Speaker for 4th February

Derick Woods greets author Tony Macaulay, the first speaker for his year as Club President, with him are club members Graham Kane (L) and Ken Parkes (our photographer!?) (R)

Coleraine Probus find they can smile at the 'Troubles'
Portstewart based author Tony Macaulay made a welcome return to the Coleraine Club, to tell members about his latest book. After four volumes of memories about growing up and living in Belfast throughout the 'Troubles', Tony was turning his hand writing 'fiction', a comedy novel about the 'Peace Walls' - a subject that most people would find difficult to smile at. Especially when, as Tony pointed out, after 50 years since the 'Troubles' truly began, there are still over 100 separating walls / barriers dividing communities in Belfast.
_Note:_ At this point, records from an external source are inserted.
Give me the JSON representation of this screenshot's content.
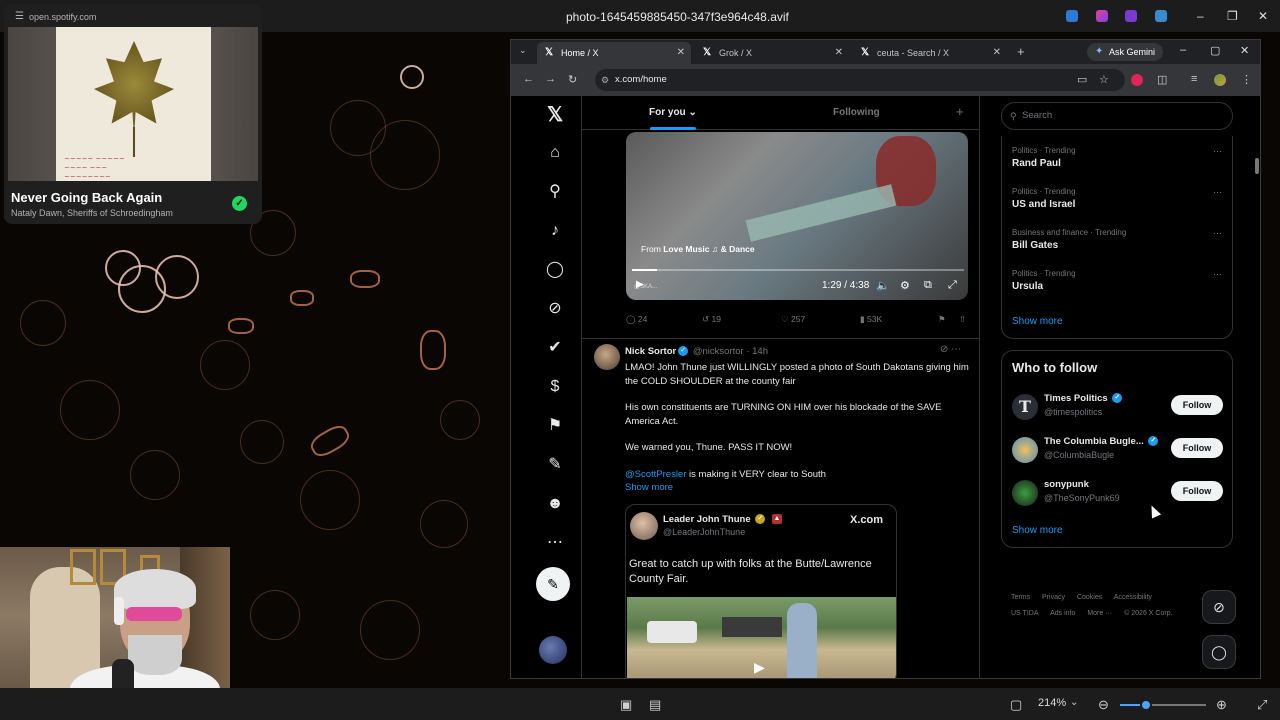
{
  "viewer": {
    "title": "photo-1645459885450-347f3e964c48.avif",
    "zoom": "214%",
    "zoom_fraction": 0.3
  },
  "spotify": {
    "url": "open.spotify.com",
    "track_title": "Never Going Back Again",
    "artists": "Nataly Dawn, Sheriffs of Schroedingham"
  },
  "browser": {
    "tabs": [
      {
        "label": "Home / X"
      },
      {
        "label": "Grok / X"
      },
      {
        "label": "ceuta - Search / X"
      }
    ],
    "ask_gemini": "Ask Gemini",
    "url": "x.com/home"
  },
  "feed": {
    "tab_for_you": "For you",
    "tab_following": "Following",
    "video": {
      "from_prefix": "From",
      "from_channel": "Love Music ♫ & Dance",
      "time": "1:29 / 4:38",
      "progress_fraction": 0.075
    },
    "actions": {
      "replies": "24",
      "reposts": "19",
      "likes": "257",
      "views": "53K"
    },
    "tweet": {
      "name": "Nick Sortor",
      "handle": "@nicksortor",
      "time": "14h",
      "para1": "LMAO! John Thune just WILLINGLY posted a photo of South Dakotans giving him the COLD SHOULDER at the county fair",
      "para2": "His own constituents are TURNING ON HIM over his blockade of the SAVE America Act.",
      "para3": "We warned you, Thune. PASS IT NOW!",
      "mention": "@ScottPresler",
      "para4_rest": " is making it VERY clear to South",
      "show_more": "Show more",
      "quote": {
        "name": "Leader John Thune",
        "handle": "@LeaderJohnThune",
        "source": "X.com",
        "text": "Great to catch up with folks at the Butte/Lawrence County Fair."
      }
    }
  },
  "sidebar": {
    "search_placeholder": "Search",
    "trends": [
      {
        "category": "Politics · Trending",
        "name": "Rand Paul"
      },
      {
        "category": "Politics · Trending",
        "name": "US and Israel"
      },
      {
        "category": "Business and finance · Trending",
        "name": "Bill Gates"
      },
      {
        "category": "Politics · Trending",
        "name": "Ursula"
      }
    ],
    "show_more": "Show more",
    "who_to_follow": {
      "title": "Who to follow",
      "follow_label": "Follow",
      "accounts": [
        {
          "name": "Times Politics",
          "handle": "@timespolitics"
        },
        {
          "name": "The Columbia Bugle...",
          "handle": "@ColumbiaBugle"
        },
        {
          "name": "sonypunk",
          "handle": "@TheSonyPunk69"
        }
      ],
      "show_more": "Show more"
    },
    "footer": {
      "terms": "Terms",
      "privacy": "Privacy",
      "cookies": "Cookies",
      "accessibility": "Accessibility",
      "ustida": "US TIDA",
      "ads_info": "Ads info",
      "more": "More ···",
      "copyright": "© 2026 X Corp."
    }
  }
}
Members enjoy Tony's reading for his 'Paperboy' book

Tony's first book, the critically acclaimed “Paperboy”, published in 2010 tells the nostalgic storey of his years in the Shankill working as a twelve year old Paperboy. The sequel, “Breadboy”, teenage kicks and tatey bread was published in 2013 and “All Growed Up”, what a Breadboy did at University, followed in 2014. The fourth memoir “The Little House on the Peace Line” tells the story of how, in the 1980's, Tony and his wife Lesley lived and worked on the 'wrong side' of the peace line in Belfast, helping young people to reject sectarianism.
Tony's first novel is called, “Belfast Gate”. It is a satirical comedy drama set in 2019. It tells of a cross community group of Catholic and Protestant women, who start a campaign to have their 'peace walls' taken down. Under the banner “Get our gate open” the GOGO girls; Wee Jean; Roberta; Bridgett and Patricia, burst on the scene. The 'girls' even gain access to Stephen Nolan's Radio Show, the "biggest show in the country”.

The 'Graffiti' at the heart of the book

On the 50th Anniversary of the erection of the “Peace Walls,” in the era of Brexit and Trump's border wall, the themes of Tony's laugh-out-loud novel resonates far beyond Northern Ireland. Readings of the extracts from the book certainly brought smiles to the faces of club members and guests! Tony's fifth book is certainly a very good and humorous read; the sad thing is there's a hefty helping of real life lurking behind the comedy, which reminds us all we can't live our lives in isolation from our neighbours. Pop along to Easons or Waterstones and get a copy before they sell out!

Our Secretary and New President listen carefully

As always, many thanks to Graham for most of this report

To find out a bit more about Tony, 'Click' his website logo below (this will open in a new window)